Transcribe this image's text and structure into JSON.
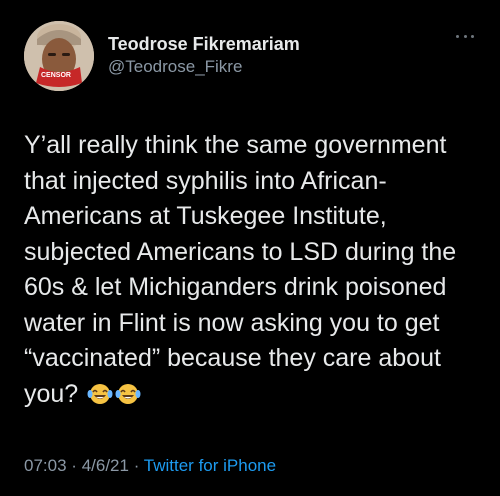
{
  "user": {
    "display_name": "Teodrose Fikremariam",
    "handle": "@Teodrose_Fikre",
    "avatar_badge": "CENSOR"
  },
  "tweet": {
    "text": "Y’all really think the same government that injected syphilis into African-Americans at Tuskegee Institute, subjected Americans to LSD during the 60s & let Michiganders drink poisoned water in Flint is now asking you to get “vaccinated” because they care about you?",
    "emojis": [
      "laughing-crying-emoji",
      "laughing-crying-emoji"
    ]
  },
  "meta": {
    "time": "07:03",
    "separator": "·",
    "date": "4/6/21",
    "source": "Twitter for iPhone"
  },
  "icons": {
    "more": "more-dots-icon"
  },
  "colors": {
    "background": "#000000",
    "text": "#e7e9ea",
    "secondary": "#8b98a5",
    "link": "#1d9bf0"
  }
}
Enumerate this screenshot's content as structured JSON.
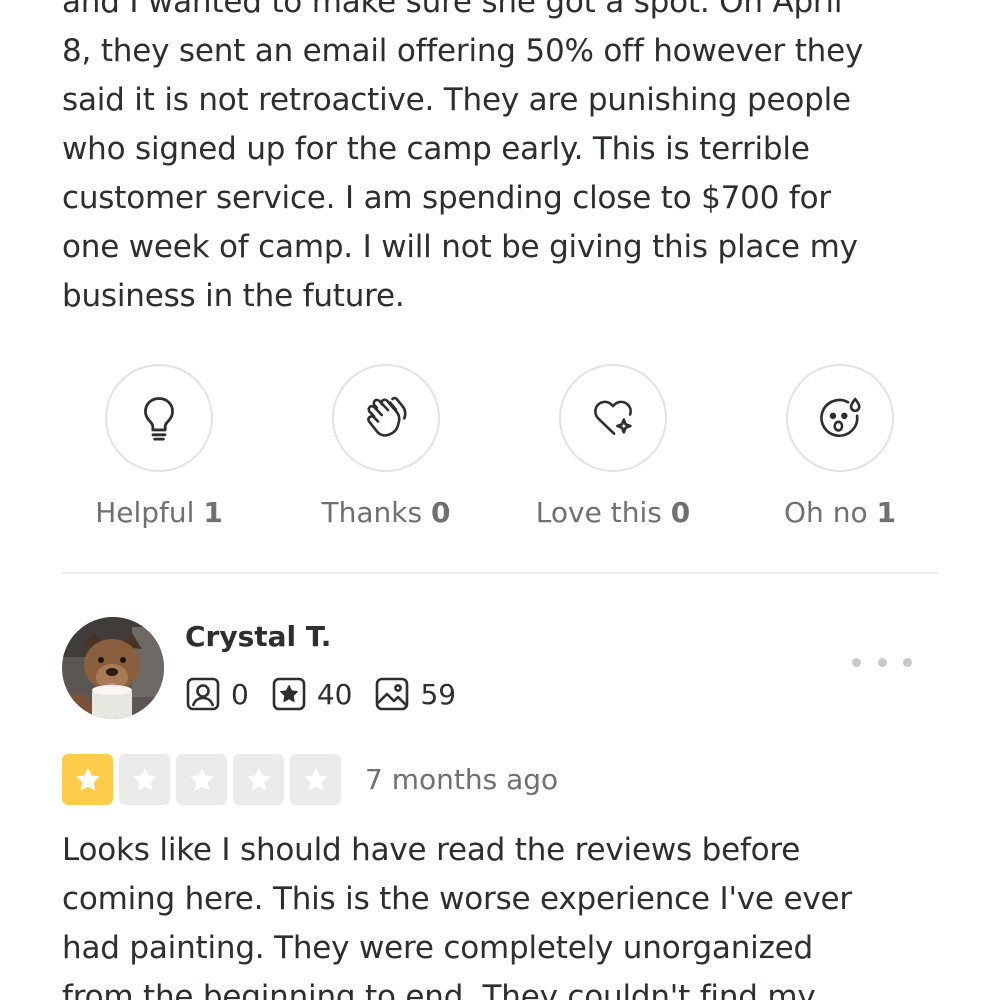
{
  "previous_review": {
    "lines": [
      "and I wanted to make sure she got a spot. On April",
      "8, they sent an email offering 50% off however they",
      "said it is not retroactive. They are punishing people",
      "who signed up for the camp early. This is terrible",
      "customer service. I am spending close to $700 for",
      "one week of camp. I will not be giving this place my",
      "business in the future."
    ],
    "reactions": [
      {
        "label": "Helpful",
        "count": "1",
        "icon": "lightbulb-icon"
      },
      {
        "label": "Thanks",
        "count": "0",
        "icon": "clapping-hands-icon"
      },
      {
        "label": "Love this",
        "count": "0",
        "icon": "heart-sparkle-icon"
      },
      {
        "label": "Oh no",
        "count": "1",
        "icon": "shocked-face-icon"
      }
    ]
  },
  "next_review": {
    "user": {
      "name": "Crystal T.",
      "friends": "0",
      "reviews": "40",
      "photos": "59"
    },
    "rating": 1,
    "rating_max": 5,
    "date": "7 months ago",
    "lines": [
      "Looks like I should have read the reviews before",
      "coming here. This is the worse experience I've ever",
      "had painting. They were completely unorganized",
      "from the beginning to end. They couldn't find my"
    ]
  },
  "colors": {
    "star_filled": "#ffcc4b",
    "star_empty": "#ebebeb",
    "text": "#2d2e2f",
    "muted": "#6e7072"
  }
}
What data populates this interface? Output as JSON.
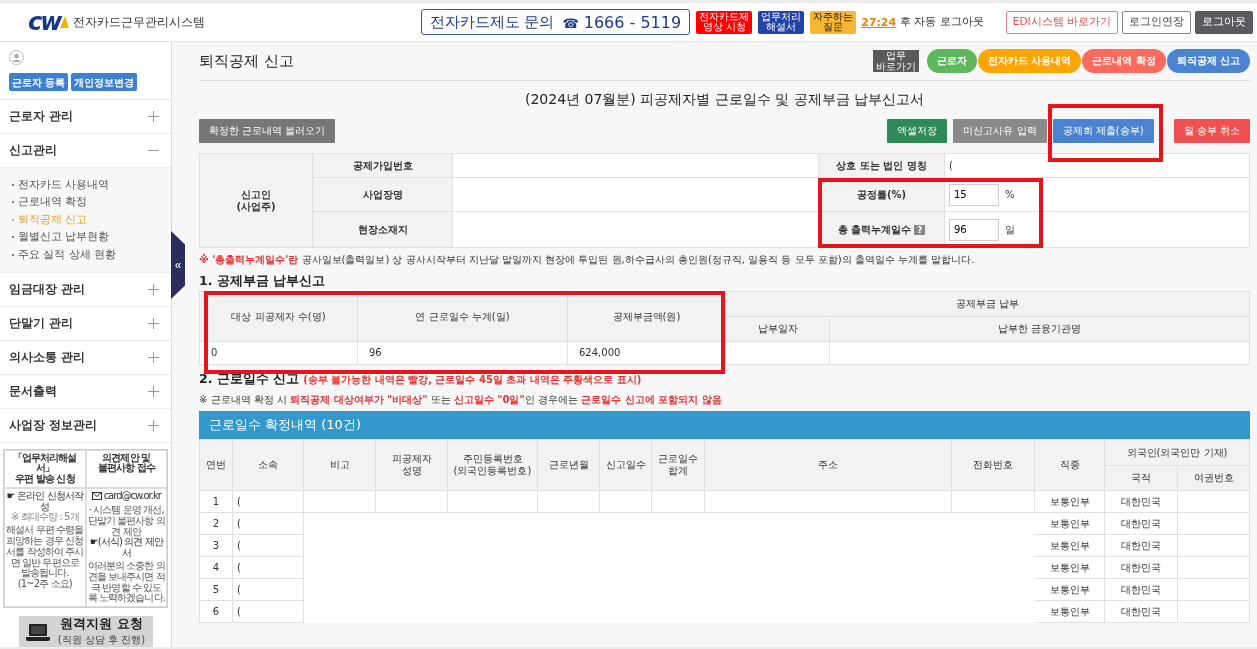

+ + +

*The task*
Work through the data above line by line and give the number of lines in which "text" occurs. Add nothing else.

*Answer section*
4